*** Opening Information shown ***

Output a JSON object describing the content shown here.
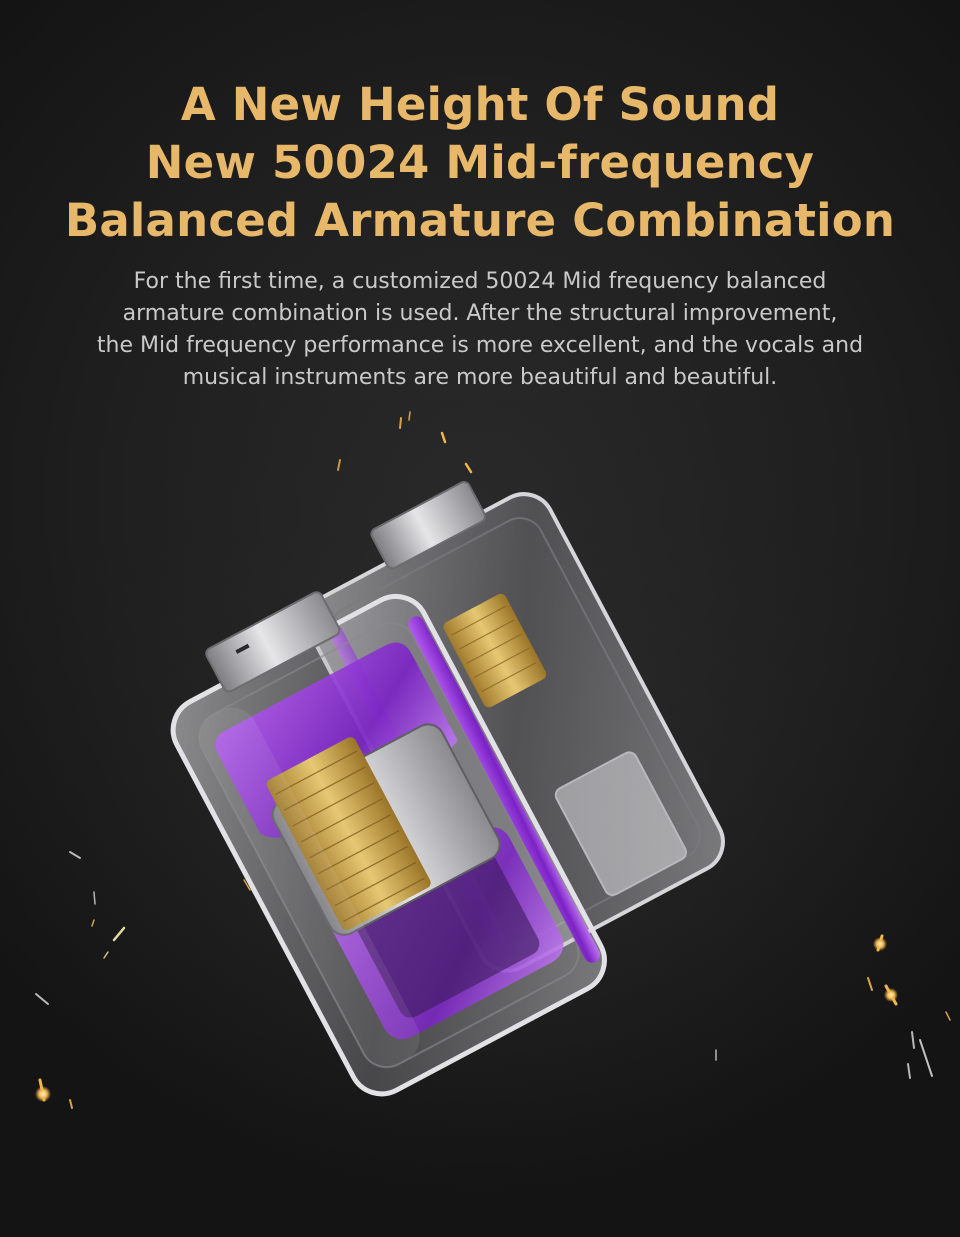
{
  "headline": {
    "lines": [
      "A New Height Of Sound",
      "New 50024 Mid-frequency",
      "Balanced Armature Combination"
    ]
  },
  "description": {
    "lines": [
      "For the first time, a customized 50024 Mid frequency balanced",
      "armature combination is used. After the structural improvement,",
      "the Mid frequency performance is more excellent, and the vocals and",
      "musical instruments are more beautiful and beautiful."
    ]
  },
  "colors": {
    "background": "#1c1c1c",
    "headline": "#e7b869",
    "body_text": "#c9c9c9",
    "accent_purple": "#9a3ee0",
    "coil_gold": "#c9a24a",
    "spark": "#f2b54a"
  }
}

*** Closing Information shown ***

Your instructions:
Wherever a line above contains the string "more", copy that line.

Result for this exercise:
      "the Mid frequency performance is more excellent, and the vocals and",
      "musical instruments are more beautiful and beautiful."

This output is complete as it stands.